Following the launch of the Scottish Government’s Mental Health Strategy 2017-2027 earlier this year, health and social care providers across the country have been reflecting upon how their services meet the needs of those with mental health conditions.
Community pharmacies are amongst the contractor groups who will also be considering how they can work with the NHS to make the necessary developments to achieve the strategy’s vision, where people can get the right help at the right time, expect recovery and fully enjoy their rights, free from discrimination and stigma.
To create a health and social care environment that reflects this vision will be no mean feat, with only an estimated one in three people who would benefit from treatment for a mental illness currently receiving it.

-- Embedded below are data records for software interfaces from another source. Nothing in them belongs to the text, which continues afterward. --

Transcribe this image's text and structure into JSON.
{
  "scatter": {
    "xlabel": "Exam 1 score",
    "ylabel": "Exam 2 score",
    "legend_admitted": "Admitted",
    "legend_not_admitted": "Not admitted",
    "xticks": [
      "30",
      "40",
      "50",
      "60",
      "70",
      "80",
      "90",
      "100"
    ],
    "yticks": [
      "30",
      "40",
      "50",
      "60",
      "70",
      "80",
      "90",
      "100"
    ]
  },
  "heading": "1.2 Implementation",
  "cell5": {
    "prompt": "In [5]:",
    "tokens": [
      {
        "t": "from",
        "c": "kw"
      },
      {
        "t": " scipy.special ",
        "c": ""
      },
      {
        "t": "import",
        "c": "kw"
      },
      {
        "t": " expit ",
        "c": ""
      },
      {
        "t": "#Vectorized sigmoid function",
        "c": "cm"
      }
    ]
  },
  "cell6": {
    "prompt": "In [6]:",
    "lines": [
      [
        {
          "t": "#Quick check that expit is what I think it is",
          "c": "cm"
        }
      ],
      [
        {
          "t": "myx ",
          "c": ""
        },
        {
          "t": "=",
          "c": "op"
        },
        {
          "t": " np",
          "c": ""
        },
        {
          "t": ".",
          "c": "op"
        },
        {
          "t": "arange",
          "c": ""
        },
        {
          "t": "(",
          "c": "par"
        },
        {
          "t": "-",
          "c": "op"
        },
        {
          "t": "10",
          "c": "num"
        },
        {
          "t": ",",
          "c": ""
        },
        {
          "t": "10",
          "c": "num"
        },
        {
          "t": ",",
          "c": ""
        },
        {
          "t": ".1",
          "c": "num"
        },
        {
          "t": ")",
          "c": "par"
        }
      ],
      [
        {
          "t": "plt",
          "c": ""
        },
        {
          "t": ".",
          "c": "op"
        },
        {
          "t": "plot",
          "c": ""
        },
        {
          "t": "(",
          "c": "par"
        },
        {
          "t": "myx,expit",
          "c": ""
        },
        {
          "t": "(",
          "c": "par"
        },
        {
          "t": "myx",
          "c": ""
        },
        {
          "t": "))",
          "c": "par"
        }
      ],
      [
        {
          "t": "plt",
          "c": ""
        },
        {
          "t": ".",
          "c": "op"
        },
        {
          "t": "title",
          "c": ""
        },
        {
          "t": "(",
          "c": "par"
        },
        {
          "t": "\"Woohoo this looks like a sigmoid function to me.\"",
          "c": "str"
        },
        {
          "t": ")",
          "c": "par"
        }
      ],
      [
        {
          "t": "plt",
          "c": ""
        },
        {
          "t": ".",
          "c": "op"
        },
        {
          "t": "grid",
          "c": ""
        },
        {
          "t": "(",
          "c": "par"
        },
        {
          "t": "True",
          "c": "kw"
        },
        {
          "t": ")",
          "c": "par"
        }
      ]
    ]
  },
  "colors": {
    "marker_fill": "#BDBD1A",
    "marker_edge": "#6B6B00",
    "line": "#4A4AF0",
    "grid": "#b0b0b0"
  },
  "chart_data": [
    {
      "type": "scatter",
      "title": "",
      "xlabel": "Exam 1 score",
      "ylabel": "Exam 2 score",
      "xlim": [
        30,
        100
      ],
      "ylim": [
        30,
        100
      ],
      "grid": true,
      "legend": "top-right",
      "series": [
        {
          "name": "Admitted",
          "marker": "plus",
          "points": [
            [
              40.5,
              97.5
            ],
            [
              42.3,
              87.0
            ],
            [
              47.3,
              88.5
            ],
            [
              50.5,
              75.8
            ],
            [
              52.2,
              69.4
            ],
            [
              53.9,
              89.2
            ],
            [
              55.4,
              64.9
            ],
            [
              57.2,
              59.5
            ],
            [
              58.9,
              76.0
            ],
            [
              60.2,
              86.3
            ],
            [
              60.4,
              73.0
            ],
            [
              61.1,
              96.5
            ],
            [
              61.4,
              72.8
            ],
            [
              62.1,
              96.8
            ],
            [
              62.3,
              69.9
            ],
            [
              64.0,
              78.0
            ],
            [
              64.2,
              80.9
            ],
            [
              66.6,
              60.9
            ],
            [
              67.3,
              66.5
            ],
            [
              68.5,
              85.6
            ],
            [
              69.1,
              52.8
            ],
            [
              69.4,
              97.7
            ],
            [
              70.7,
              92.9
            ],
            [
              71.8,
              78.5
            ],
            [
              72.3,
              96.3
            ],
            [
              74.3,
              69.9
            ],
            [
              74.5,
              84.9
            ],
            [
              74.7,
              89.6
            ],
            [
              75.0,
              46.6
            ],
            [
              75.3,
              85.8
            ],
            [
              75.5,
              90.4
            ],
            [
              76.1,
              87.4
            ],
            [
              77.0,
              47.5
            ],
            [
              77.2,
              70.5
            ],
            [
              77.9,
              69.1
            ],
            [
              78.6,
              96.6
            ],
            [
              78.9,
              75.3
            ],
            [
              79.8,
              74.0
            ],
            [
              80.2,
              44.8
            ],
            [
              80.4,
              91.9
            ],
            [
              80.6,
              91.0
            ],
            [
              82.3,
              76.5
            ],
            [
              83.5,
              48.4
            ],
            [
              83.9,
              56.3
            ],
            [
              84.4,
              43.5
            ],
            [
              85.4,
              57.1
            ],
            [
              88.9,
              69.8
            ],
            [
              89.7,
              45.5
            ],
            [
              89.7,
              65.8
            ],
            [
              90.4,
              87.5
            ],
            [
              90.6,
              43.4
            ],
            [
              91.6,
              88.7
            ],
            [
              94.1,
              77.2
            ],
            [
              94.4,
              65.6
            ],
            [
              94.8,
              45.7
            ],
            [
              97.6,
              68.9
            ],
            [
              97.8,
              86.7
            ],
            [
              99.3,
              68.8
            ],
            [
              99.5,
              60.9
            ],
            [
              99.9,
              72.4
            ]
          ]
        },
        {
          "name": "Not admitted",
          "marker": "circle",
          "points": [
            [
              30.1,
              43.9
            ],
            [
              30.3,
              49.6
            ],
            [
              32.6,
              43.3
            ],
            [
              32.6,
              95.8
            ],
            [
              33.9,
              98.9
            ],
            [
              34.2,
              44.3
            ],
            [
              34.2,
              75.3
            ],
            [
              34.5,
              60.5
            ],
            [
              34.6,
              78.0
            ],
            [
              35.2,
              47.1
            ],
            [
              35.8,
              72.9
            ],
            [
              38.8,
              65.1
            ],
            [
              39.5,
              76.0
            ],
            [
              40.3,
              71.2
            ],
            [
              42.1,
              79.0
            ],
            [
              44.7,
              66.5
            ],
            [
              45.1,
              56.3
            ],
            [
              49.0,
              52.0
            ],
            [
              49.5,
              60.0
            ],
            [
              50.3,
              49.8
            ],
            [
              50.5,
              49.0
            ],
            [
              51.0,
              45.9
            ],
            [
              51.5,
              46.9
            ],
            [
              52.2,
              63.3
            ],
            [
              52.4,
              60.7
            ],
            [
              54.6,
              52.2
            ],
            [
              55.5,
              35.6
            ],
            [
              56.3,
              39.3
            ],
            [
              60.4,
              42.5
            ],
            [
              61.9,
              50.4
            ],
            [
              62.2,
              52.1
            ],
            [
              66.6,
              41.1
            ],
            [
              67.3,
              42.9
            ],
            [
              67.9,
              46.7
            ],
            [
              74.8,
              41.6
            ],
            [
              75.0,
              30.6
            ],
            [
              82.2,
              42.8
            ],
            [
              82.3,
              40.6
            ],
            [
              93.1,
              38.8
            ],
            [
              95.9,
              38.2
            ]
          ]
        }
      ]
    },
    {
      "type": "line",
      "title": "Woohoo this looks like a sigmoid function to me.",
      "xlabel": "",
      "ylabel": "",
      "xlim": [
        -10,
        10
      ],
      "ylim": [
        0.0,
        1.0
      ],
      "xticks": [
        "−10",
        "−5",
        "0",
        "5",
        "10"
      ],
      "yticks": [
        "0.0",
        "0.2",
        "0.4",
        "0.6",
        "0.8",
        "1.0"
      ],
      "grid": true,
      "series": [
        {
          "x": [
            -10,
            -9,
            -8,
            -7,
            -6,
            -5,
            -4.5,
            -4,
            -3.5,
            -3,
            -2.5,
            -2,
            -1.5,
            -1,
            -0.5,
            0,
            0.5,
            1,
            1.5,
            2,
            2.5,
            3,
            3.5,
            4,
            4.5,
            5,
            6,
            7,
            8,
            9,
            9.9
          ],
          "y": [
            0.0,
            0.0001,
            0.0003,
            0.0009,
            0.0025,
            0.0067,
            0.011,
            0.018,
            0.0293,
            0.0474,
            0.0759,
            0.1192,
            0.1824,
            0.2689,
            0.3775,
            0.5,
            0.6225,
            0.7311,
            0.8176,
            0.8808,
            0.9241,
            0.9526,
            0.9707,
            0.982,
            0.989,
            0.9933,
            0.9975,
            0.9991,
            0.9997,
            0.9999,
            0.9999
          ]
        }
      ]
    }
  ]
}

Figures like this suggest not only that some of the stigma attached to mental health conditions still lingers on in society, but also that NHS services are either difficult to access, lack capacity, are not promoted enough, or a combination of these three factors. However, it must also be acknowledged that many people who have mental health conditions do not seek help from ‘traditional’ mental health services, in itself a unique challenge which will require novel approaches .
With mental health services having moved, for the most part, over the last few decades from secondary care into the community, primary care practitioners have become increasingly involved in mental health care. This involves managing an established diagnosis with the patient and support workers or delivering unplanned, opportunistic interventions where necessary – just as is the case with physical health. These interventions are essential to encourage people to seek early treatment for emerging mental illness and can happen in any setting, including community pharmacies. However, there is currently no formal structure to this process for many healthcare providers, leading to differences in outcomes depending on local service design and each individual practitioner’s awareness of access arrangements in the area.
One potential solution to this is the development and roll-out of a distress brief intervention package to health and social care service providers. This tool is currently being evaluated, and if proven effective could be paired with improved referral pathways to embed a crucial mechanism for identifying mental illness in non-traditional settings, which will contribute to the strategy’s key themes of prevention and early intervention. With appropriate training, potentially devastating illness can be addressed opportunistically in the whole population, or can be targeted to priority groups such as those with substance misuse problems, those who experience loneliness or social isolation, pregnant women and women who have recently given birth, to name a few, all of whom often visit their community pharmacy regularly.
Once a diagnosis has been confirmed, treatment can be commenced – which can be for a short period of time or life-long, depending on the illness identified. Treatment often consists of regular therapy, dedicated support for issues stemming from or relating to mental health and may also include medication as a part of the holistic care of the individual. As experts in medicines, community pharmacists help people to get the very best out of their treatment, ensuring that each person can achieve what matters to them in their life by optimising therapies in partnership with medical colleagues and providing pharmaceutical care and self-management advice.
A recent pilot of structured care bundles to be administered alongside certain mental health medications can only improve consistency in this respect if proven effective. This advice and support is not only restricted to mental health conditions but also for physical considerations as well. This rounded support is especially important for those with mental health issues, as on average those with severe and enduring life-long diagnoses will have a life expectancy around 15-20 years shorter than those without, usually because of physical ill health. This can be for many reasons, including medication side-effects, weight gain, reduced likelihood to attend medical reviews and a considerably higher smoking rate than the general population. Again, health and social care providers who are in regular contact with these people are in a privileged position and should be supported fully to engage with and provide assistance to improve appropriate service uptake wherever possible.
Although our members are providing essential support (whether formal or not) for those with mental health problems across Scotland, we believe that so much more can be done to increase our contribution to the vision set out in the mental health strategy. This should include the roll-out of brief intervention tools and medication care bundles, but whilst these are in development we have chosen to take a proactive step by selecting the Scottish Association for Mental Health (SAMH) as Community Pharmacy Scotland’s charity partner for the next two years. This partnership will not only raise much-needed funds for the charity, but will increase awareness across our network of the third sector support and materials which are available for those in the communities which they serve.
Harry McQuillan is chief executive of Community Pharmacy Scotland.